Millions of Africans are exhausted after staying up all night watching expectantly to see whether a man of African descent will elected to the America's highest office. VOA's Peter Heinlein attended an all-night party of journalists and political enthusiasts in Addis Ababa where everybody was talking about being American for a day to share in this historic election.
It's a long night here in front of the television at this upscale Ethiopian home. Half a dozen anxious viewers drift in and out, trying to control the nervous energy. It's well after midnight, but the TV screen shows long lines of voters standing in the rain waiting for their turn in the voting booth. TV commentators kill time until the first polls close.
"There is a good deal of confidence in the Obama campaign that he's going to win this evening," they said. "So far, there's also the unknown. As one strategist put it, 'I'm a nervous wreck."
That comment sends a thrill through this audience. This is Africa and there are no McCain supporters in the room.

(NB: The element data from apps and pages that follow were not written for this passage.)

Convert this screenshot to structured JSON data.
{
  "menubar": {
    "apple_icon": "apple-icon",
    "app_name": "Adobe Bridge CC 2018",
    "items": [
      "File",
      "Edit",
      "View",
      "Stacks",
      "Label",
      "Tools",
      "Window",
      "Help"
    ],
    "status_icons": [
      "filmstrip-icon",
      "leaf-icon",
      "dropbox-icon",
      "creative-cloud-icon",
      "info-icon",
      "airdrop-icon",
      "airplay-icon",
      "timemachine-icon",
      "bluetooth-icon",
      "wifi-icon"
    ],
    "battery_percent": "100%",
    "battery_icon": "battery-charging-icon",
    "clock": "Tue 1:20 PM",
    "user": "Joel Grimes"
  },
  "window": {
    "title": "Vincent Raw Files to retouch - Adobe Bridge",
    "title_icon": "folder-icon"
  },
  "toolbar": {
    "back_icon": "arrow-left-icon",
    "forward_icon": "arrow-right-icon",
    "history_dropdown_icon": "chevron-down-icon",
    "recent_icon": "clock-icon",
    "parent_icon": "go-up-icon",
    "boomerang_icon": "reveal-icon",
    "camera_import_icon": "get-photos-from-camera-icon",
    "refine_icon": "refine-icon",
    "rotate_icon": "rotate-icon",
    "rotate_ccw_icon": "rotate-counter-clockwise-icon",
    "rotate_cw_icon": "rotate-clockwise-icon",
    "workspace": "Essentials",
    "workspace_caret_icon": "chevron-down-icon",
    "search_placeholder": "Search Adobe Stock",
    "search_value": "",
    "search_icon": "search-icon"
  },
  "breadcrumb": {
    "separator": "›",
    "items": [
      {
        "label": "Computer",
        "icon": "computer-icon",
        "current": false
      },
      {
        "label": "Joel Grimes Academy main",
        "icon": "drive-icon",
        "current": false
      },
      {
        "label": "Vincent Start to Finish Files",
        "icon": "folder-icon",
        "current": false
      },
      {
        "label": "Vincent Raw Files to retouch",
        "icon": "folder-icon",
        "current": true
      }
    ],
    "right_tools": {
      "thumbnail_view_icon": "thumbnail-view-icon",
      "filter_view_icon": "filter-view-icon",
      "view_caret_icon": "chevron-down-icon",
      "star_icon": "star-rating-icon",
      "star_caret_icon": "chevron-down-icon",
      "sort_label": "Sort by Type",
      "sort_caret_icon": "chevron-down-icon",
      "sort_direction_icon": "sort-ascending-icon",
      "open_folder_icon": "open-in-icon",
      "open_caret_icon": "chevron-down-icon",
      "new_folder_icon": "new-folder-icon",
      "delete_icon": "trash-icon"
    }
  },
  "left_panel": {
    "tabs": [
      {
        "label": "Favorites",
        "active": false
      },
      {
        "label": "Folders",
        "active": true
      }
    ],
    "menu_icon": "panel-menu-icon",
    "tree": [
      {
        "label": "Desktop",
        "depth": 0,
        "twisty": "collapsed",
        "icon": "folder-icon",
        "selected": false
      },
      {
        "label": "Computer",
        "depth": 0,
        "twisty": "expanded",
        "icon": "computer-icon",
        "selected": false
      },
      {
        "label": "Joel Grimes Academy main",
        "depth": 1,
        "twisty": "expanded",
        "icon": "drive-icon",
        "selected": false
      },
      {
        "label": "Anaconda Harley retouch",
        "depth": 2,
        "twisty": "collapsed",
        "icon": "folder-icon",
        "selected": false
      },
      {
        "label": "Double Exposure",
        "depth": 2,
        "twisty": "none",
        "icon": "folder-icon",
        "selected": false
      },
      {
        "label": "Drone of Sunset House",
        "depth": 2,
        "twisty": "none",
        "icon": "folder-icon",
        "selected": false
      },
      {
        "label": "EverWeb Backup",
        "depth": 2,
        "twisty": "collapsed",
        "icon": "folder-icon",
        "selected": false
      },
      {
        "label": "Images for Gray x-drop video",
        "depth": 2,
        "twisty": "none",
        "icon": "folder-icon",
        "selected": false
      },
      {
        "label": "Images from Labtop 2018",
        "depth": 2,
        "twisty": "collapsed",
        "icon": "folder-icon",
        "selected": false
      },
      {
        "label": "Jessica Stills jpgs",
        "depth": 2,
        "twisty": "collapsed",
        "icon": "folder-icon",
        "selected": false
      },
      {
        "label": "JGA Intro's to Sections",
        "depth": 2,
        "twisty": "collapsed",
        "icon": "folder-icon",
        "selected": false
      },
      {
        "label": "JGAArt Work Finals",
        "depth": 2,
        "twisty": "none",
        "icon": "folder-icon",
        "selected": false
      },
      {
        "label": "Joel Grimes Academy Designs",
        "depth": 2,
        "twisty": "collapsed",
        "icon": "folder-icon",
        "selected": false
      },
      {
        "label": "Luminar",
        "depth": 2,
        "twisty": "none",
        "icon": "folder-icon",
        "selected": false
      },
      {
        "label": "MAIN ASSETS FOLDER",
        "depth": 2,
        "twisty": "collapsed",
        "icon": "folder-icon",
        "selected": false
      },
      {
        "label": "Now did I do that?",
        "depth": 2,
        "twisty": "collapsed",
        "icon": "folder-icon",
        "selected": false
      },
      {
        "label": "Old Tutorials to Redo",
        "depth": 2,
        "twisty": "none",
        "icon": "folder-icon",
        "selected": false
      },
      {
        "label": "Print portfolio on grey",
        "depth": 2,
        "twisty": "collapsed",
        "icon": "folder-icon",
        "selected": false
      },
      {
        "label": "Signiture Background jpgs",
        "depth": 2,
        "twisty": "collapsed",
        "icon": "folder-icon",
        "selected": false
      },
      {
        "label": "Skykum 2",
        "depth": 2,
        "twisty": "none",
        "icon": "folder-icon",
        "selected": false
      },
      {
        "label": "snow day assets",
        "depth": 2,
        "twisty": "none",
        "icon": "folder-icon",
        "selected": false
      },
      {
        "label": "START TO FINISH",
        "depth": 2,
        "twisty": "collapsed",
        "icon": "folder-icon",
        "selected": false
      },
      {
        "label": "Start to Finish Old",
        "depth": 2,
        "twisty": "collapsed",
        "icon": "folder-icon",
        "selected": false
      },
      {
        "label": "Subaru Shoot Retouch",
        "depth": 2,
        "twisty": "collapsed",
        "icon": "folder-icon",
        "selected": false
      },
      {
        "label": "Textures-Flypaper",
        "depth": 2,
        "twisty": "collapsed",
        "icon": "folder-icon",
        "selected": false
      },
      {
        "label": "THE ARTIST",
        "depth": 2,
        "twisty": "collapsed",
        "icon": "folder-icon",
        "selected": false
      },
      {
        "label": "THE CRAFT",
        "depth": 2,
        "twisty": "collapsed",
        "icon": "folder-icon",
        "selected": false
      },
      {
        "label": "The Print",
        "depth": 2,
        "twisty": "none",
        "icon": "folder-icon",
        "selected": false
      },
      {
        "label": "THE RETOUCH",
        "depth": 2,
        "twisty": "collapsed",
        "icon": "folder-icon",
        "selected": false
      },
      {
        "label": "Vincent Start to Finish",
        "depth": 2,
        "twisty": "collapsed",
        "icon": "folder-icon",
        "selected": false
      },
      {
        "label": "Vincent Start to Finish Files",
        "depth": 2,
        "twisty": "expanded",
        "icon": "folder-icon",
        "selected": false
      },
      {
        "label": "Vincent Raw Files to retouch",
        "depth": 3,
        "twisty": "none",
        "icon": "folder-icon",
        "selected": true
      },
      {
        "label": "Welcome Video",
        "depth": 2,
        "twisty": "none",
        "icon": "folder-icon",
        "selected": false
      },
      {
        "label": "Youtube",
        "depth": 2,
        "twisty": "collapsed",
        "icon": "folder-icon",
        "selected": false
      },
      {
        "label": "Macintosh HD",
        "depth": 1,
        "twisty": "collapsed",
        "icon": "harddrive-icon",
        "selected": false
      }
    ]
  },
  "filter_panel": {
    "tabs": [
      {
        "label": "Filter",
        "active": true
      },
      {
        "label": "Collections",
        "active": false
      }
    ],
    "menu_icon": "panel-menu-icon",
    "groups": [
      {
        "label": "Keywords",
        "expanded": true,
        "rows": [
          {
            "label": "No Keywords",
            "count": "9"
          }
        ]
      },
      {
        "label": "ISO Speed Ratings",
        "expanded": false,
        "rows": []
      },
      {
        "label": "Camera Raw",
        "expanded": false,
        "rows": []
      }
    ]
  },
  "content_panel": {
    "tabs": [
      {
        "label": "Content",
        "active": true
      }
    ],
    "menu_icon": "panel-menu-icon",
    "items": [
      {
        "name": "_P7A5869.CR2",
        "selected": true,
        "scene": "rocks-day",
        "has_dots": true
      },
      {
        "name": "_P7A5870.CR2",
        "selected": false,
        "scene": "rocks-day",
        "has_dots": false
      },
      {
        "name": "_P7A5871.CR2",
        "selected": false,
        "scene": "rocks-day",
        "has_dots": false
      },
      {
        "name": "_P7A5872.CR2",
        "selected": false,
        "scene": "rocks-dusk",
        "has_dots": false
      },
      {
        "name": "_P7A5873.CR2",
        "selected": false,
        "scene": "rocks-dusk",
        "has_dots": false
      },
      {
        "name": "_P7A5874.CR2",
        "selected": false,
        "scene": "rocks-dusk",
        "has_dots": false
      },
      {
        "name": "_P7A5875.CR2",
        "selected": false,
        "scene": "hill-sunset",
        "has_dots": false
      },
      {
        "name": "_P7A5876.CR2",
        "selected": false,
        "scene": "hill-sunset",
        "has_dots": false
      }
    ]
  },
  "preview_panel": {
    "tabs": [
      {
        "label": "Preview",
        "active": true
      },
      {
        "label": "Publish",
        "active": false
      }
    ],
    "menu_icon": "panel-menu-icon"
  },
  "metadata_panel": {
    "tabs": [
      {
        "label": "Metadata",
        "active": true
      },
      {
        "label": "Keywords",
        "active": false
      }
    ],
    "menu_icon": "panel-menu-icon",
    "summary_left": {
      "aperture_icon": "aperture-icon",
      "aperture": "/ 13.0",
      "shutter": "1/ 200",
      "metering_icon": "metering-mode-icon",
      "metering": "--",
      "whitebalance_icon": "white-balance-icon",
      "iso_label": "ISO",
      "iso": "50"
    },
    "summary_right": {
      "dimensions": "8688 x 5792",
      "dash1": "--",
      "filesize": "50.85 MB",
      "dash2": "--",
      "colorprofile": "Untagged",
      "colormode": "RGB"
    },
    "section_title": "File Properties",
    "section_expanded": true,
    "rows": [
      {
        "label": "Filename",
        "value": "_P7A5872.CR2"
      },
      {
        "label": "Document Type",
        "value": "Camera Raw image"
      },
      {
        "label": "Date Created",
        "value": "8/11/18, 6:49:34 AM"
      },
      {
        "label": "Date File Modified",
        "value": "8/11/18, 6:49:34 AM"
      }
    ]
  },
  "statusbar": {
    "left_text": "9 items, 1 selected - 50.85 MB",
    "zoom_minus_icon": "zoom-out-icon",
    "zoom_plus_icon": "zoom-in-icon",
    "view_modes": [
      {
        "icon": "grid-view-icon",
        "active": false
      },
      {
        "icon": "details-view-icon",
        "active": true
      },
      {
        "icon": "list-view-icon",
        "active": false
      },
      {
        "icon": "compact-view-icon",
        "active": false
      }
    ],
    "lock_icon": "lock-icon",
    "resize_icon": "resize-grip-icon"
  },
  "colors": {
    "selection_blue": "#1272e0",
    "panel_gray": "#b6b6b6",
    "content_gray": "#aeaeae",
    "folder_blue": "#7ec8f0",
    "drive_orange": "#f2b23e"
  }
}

Deresse Kassa, a professor at Addis Ababa University, says he has never stayed up late for any elections results. But this is a moment he says he doesn't want to miss.
"America has history whereby the African-American community has to struggle to be considered citizens themselves and be a franchise in order to cast their votes," said Kassa. "Coming from this segregation and inequality, to be able to see Democratic candidates running for the presidency, the highest office, by itself is big achievement."
The televisions are on as the first results come in during the wee hours of the morning. The news is encouraging for viewers here.
Journalist Lulit Amdamariam says she is energized by the possibility of witnessing, what she calls, a great moment. "We're going to be here all night," she said. "Thirty-two hours, if we have to."
Lulit is not an American, but she lived in the States for several years and attended Howard University in Washington.
"I attended a black college, so I understand what this means to the black community in the United States," said Lulit. "This is a candidate the entire world can relate to."
Lulit's colleague Tamrat Negera, editor of at the Amharic-language newspaper Addis Neger, has not been to the United States, but he says he can understand what this election must mean to African-Americans.
"Africa shared the pain of being black, or the pain of status, or colonization, which you understand there was a limitation for a black in this world," he said. "But Obama is breaking that through."
Journalist Lulit Amdamariam calls it an American moment.
"I think this is the only time the entire world wishes they were American," she said. "So they could vote. Seriously, I think the entire world would go out and vote if they had the opportunity tonight."
This is a moment to remember. Although some Africans may have a hangover on Wednesday, the prospect of the first black U.S. president has enthralled a continent.